[INFORMATION SHOWN]:

####

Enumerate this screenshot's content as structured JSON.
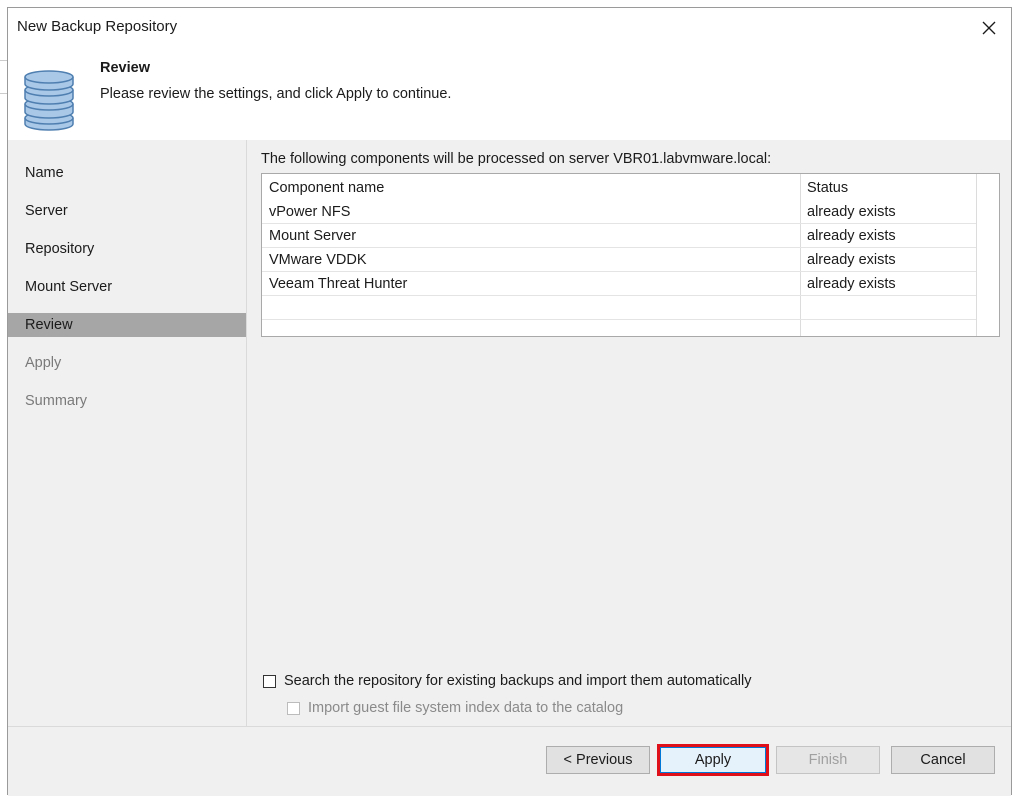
{
  "window": {
    "title": "New Backup Repository",
    "close_icon": "close-icon"
  },
  "header": {
    "icon": "database-icon",
    "title": "Review",
    "subtitle": "Please review the settings, and click Apply to continue."
  },
  "sidebar": {
    "items": [
      {
        "label": "Name",
        "state": "normal"
      },
      {
        "label": "Server",
        "state": "normal"
      },
      {
        "label": "Repository",
        "state": "normal"
      },
      {
        "label": "Mount Server",
        "state": "normal"
      },
      {
        "label": "Review",
        "state": "active"
      },
      {
        "label": "Apply",
        "state": "disabled"
      },
      {
        "label": "Summary",
        "state": "disabled"
      }
    ]
  },
  "main": {
    "intro": "The following components will be processed on server VBR01.labvmware.local:",
    "table": {
      "headers": {
        "name": "Component name",
        "status": "Status"
      },
      "rows": [
        {
          "name": "vPower NFS",
          "status": "already exists"
        },
        {
          "name": "Mount Server",
          "status": "already exists"
        },
        {
          "name": "VMware VDDK",
          "status": "already exists"
        },
        {
          "name": "Veeam Threat Hunter",
          "status": "already exists"
        }
      ]
    },
    "options": {
      "search_label": "Search the repository for existing backups and import them automatically",
      "search_checked": false,
      "index_label": "Import guest file system index data to the catalog",
      "index_checked": false
    }
  },
  "footer": {
    "previous_label": "< Previous",
    "apply_label": "Apply",
    "finish_label": "Finish",
    "cancel_label": "Cancel"
  },
  "colors": {
    "sidebar_active": "#a6a6a6",
    "highlight_border": "#e0101b",
    "focus_blue": "#0078d7"
  }
}
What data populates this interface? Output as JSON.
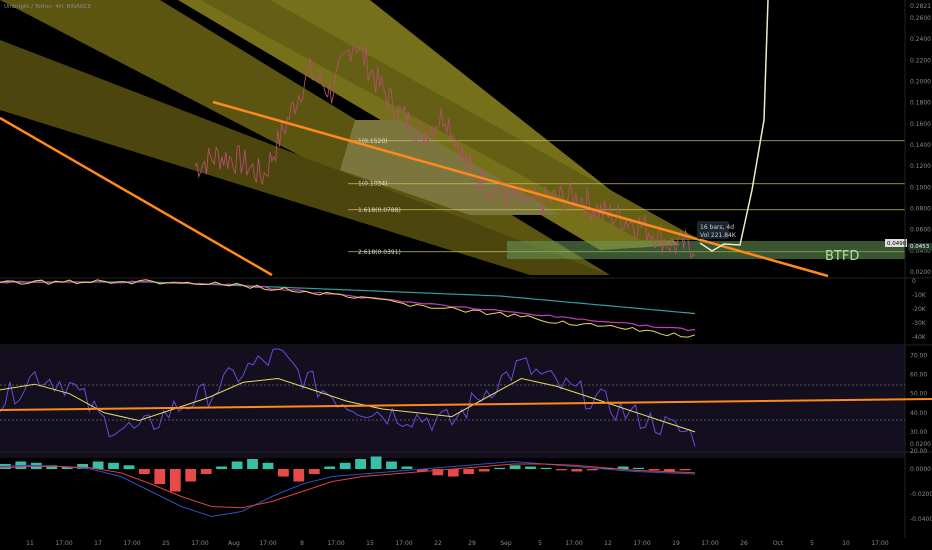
{
  "header": {
    "symbol_text": "Unibright / Tether, 4H, BINANCE"
  },
  "colors": {
    "background": "#000000",
    "price_line": "#b0506a",
    "fan_yellow": "#c8bf3a",
    "trend_orange": "#ff8a1a",
    "fib_line": "#c8bf5a",
    "btfd_zone": "#6a9a5a",
    "projection": "#e8f0c0",
    "indicator_yellow": "#e8d860",
    "indicator_magenta": "#c040c0",
    "indicator_teal": "#30a0a0",
    "rsi_purple": "#6a4ad8",
    "rsi_band": "#140f1f",
    "macd_green": "#36c0a8",
    "macd_red": "#e84a4a"
  },
  "chart_data": [
    {
      "type": "line",
      "name": "price",
      "price_axis_labels": [
        "0.2600",
        "0.2400",
        "0.2200",
        "0.2000",
        "0.1800",
        "0.1600",
        "0.1400",
        "0.1200",
        "0.1000",
        "0.0800",
        "0.0600",
        "0.0400",
        "0.0200"
      ],
      "top_label": "0.2821",
      "x": [
        "11",
        "17:00",
        "17",
        "17:00",
        "25",
        "17:00",
        "Aug",
        "17:00",
        "8",
        "17:00",
        "15",
        "17:00",
        "22",
        "29",
        "Sep",
        "5",
        "17:00",
        "12",
        "17:00",
        "19",
        "17:00",
        "26",
        "Oct",
        "5",
        "10",
        "17:00"
      ],
      "y": [
        0.12,
        0.13,
        0.125,
        0.11,
        0.16,
        0.21,
        0.19,
        0.24,
        0.2,
        0.17,
        0.15,
        0.17,
        0.12,
        0.1,
        0.09,
        0.085,
        0.09,
        0.09,
        0.075,
        0.07,
        0.06,
        0.045,
        0.046
      ],
      "fib_levels": [
        {
          "label": "1(0.1520)",
          "value": 0.144
        },
        {
          "label": "1(0.1034)",
          "value": 0.1034
        },
        {
          "label": "1.618(0.0788)",
          "value": 0.0788
        },
        {
          "label": "2.618(0.0391)",
          "value": 0.0391
        }
      ],
      "current_price_label": "0.04907",
      "current_price_sub": "0.0453",
      "btfd_label": "BTFD",
      "measure_label_1": "16 bars, 4d",
      "measure_label_2": "Vol 221.84K"
    },
    {
      "type": "line",
      "name": "volume-oscillator",
      "axis_labels": [
        "0",
        "-10K",
        "-20K",
        "-30K",
        "-40K"
      ]
    },
    {
      "type": "line",
      "name": "rsi",
      "axis_labels": [
        "70.00",
        "60.00",
        "50.00",
        "40.00",
        "30.00",
        "20.00"
      ],
      "levels": [
        70,
        30
      ],
      "series_rsi": [
        45,
        60,
        55,
        35,
        30,
        42,
        50,
        62,
        70,
        55,
        45,
        40,
        38,
        35,
        52,
        65,
        55,
        48,
        40,
        34,
        28
      ],
      "series_ma": [
        52,
        55,
        50,
        40,
        36,
        42,
        48,
        56,
        58,
        52,
        46,
        42,
        40,
        38,
        48,
        58,
        54,
        48,
        42,
        36,
        30
      ]
    },
    {
      "type": "bar",
      "name": "macd",
      "axis_labels": [
        "0.0200",
        "0.0000",
        "-0.0200",
        "-0.0400"
      ],
      "histogram": [
        0.004,
        0.006,
        0.005,
        0.003,
        0.002,
        0.004,
        0.006,
        0.005,
        0.003,
        -0.004,
        -0.012,
        -0.018,
        -0.01,
        -0.004,
        0.002,
        0.006,
        0.008,
        0.005,
        -0.006,
        -0.01,
        -0.004,
        0.002,
        0.005,
        0.008,
        0.01,
        0.006,
        0.002,
        -0.002,
        -0.005,
        -0.006,
        -0.004,
        -0.002,
        0.001,
        0.003,
        0.002,
        0.001,
        -0.001,
        -0.002,
        -0.001,
        0.001,
        0.002,
        0.001,
        -0.001,
        -0.002,
        -0.001
      ],
      "macd_line": [
        0.002,
        0.003,
        0.002,
        0.0,
        -0.006,
        -0.018,
        -0.03,
        -0.038,
        -0.034,
        -0.022,
        -0.012,
        -0.006,
        -0.004,
        -0.002,
        0.0,
        0.002,
        0.004,
        0.006,
        0.004,
        0.002,
        0.0,
        -0.002,
        -0.003,
        -0.004
      ],
      "signal_line": [
        0.001,
        0.002,
        0.002,
        0.001,
        -0.003,
        -0.012,
        -0.022,
        -0.03,
        -0.031,
        -0.026,
        -0.018,
        -0.01,
        -0.006,
        -0.004,
        -0.002,
        0.0,
        0.002,
        0.004,
        0.004,
        0.003,
        0.001,
        -0.001,
        -0.002,
        -0.003
      ]
    }
  ]
}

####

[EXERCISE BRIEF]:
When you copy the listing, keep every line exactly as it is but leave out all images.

[ANSWER BOX]:
Enumerate this screenshot's content as structured JSON.
{
  "window": {
    "title": "New Backup Repository",
    "close_icon": "close-icon"
  },
  "header": {
    "icon": "database-icon",
    "title": "Review",
    "subtitle": "Please review the settings, and click Apply to continue."
  },
  "sidebar": {
    "items": [
      {
        "label": "Name",
        "state": "normal"
      },
      {
        "label": "Server",
        "state": "normal"
      },
      {
        "label": "Repository",
        "state": "normal"
      },
      {
        "label": "Mount Server",
        "state": "normal"
      },
      {
        "label": "Review",
        "state": "active"
      },
      {
        "label": "Apply",
        "state": "disabled"
      },
      {
        "label": "Summary",
        "state": "disabled"
      }
    ]
  },
  "main": {
    "intro": "The following components will be processed on server VBR01.labvmware.local:",
    "table": {
      "headers": {
        "name": "Component name",
        "status": "Status"
      },
      "rows": [
        {
          "name": "vPower NFS",
          "status": "already exists"
        },
        {
          "name": "Mount Server",
          "status": "already exists"
        },
        {
          "name": "VMware VDDK",
          "status": "already exists"
        },
        {
          "name": "Veeam Threat Hunter",
          "status": "already exists"
        }
      ]
    },
    "options": {
      "search_label": "Search the repository for existing backups and import them automatically",
      "search_checked": false,
      "index_label": "Import guest file system index data to the catalog",
      "index_checked": false
    }
  },
  "footer": {
    "previous_label": "< Previous",
    "apply_label": "Apply",
    "finish_label": "Finish",
    "cancel_label": "Cancel"
  },
  "colors": {
    "sidebar_active": "#a6a6a6",
    "highlight_border": "#e0101b",
    "focus_blue": "#0078d7"
  }
}
What data populates this interface? Output as JSON.
{
  "header": {
    "symbol_text": "Unibright / Tether, 4H, BINANCE"
  },
  "colors": {
    "background": "#000000",
    "price_line": "#b0506a",
    "fan_yellow": "#c8bf3a",
    "trend_orange": "#ff8a1a",
    "fib_line": "#c8bf5a",
    "btfd_zone": "#6a9a5a",
    "projection": "#e8f0c0",
    "indicator_yellow": "#e8d860",
    "indicator_magenta": "#c040c0",
    "indicator_teal": "#30a0a0",
    "rsi_purple": "#6a4ad8",
    "rsi_band": "#140f1f",
    "macd_green": "#36c0a8",
    "macd_red": "#e84a4a"
  },
  "chart_data": [
    {
      "type": "line",
      "name": "price",
      "price_axis_labels": [
        "0.2600",
        "0.2400",
        "0.2200",
        "0.2000",
        "0.1800",
        "0.1600",
        "0.1400",
        "0.1200",
        "0.1000",
        "0.0800",
        "0.0600",
        "0.0400",
        "0.0200"
      ],
      "top_label": "0.2821",
      "x": [
        "11",
        "17:00",
        "17",
        "17:00",
        "25",
        "17:00",
        "Aug",
        "17:00",
        "8",
        "17:00",
        "15",
        "17:00",
        "22",
        "29",
        "Sep",
        "5",
        "17:00",
        "12",
        "17:00",
        "19",
        "17:00",
        "26",
        "Oct",
        "5",
        "10",
        "17:00"
      ],
      "y": [
        0.12,
        0.13,
        0.125,
        0.11,
        0.16,
        0.21,
        0.19,
        0.24,
        0.2,
        0.17,
        0.15,
        0.17,
        0.12,
        0.1,
        0.09,
        0.085,
        0.09,
        0.09,
        0.075,
        0.07,
        0.06,
        0.045,
        0.046
      ],
      "fib_levels": [
        {
          "label": "1(0.1520)",
          "value": 0.144
        },
        {
          "label": "1(0.1034)",
          "value": 0.1034
        },
        {
          "label": "1.618(0.0788)",
          "value": 0.0788
        },
        {
          "label": "2.618(0.0391)",
          "value": 0.0391
        }
      ],
      "current_price_label": "0.04907",
      "current_price_sub": "0.0453",
      "btfd_label": "BTFD",
      "measure_label_1": "16 bars, 4d",
      "measure_label_2": "Vol 221.84K"
    },
    {
      "type": "line",
      "name": "volume-oscillator",
      "axis_labels": [
        "0",
        "-10K",
        "-20K",
        "-30K",
        "-40K"
      ]
    },
    {
      "type": "line",
      "name": "rsi",
      "axis_labels": [
        "70.00",
        "60.00",
        "50.00",
        "40.00",
        "30.00",
        "20.00"
      ],
      "levels": [
        70,
        30
      ],
      "series_rsi": [
        45,
        60,
        55,
        35,
        30,
        42,
        50,
        62,
        70,
        55,
        45,
        40,
        38,
        35,
        52,
        65,
        55,
        48,
        40,
        34,
        28
      ],
      "series_ma": [
        52,
        55,
        50,
        40,
        36,
        42,
        48,
        56,
        58,
        52,
        46,
        42,
        40,
        38,
        48,
        58,
        54,
        48,
        42,
        36,
        30
      ]
    },
    {
      "type": "bar",
      "name": "macd",
      "axis_labels": [
        "0.0200",
        "0.0000",
        "-0.0200",
        "-0.0400"
      ],
      "histogram": [
        0.004,
        0.006,
        0.005,
        0.003,
        0.002,
        0.004,
        0.006,
        0.005,
        0.003,
        -0.004,
        -0.012,
        -0.018,
        -0.01,
        -0.004,
        0.002,
        0.006,
        0.008,
        0.005,
        -0.006,
        -0.01,
        -0.004,
        0.002,
        0.005,
        0.008,
        0.01,
        0.006,
        0.002,
        -0.002,
        -0.005,
        -0.006,
        -0.004,
        -0.002,
        0.001,
        0.003,
        0.002,
        0.001,
        -0.001,
        -0.002,
        -0.001,
        0.001,
        0.002,
        0.001,
        -0.001,
        -0.002,
        -0.001
      ],
      "macd_line": [
        0.002,
        0.003,
        0.002,
        0.0,
        -0.006,
        -0.018,
        -0.03,
        -0.038,
        -0.034,
        -0.022,
        -0.012,
        -0.006,
        -0.004,
        -0.002,
        0.0,
        0.002,
        0.004,
        0.006,
        0.004,
        0.002,
        0.0,
        -0.002,
        -0.003,
        -0.004
      ],
      "signal_line": [
        0.001,
        0.002,
        0.002,
        0.001,
        -0.003,
        -0.012,
        -0.022,
        -0.03,
        -0.031,
        -0.026,
        -0.018,
        -0.01,
        -0.006,
        -0.004,
        -0.002,
        0.0,
        0.002,
        0.004,
        0.004,
        0.003,
        0.001,
        -0.001,
        -0.002,
        -0.003
      ]
    }
  ]
}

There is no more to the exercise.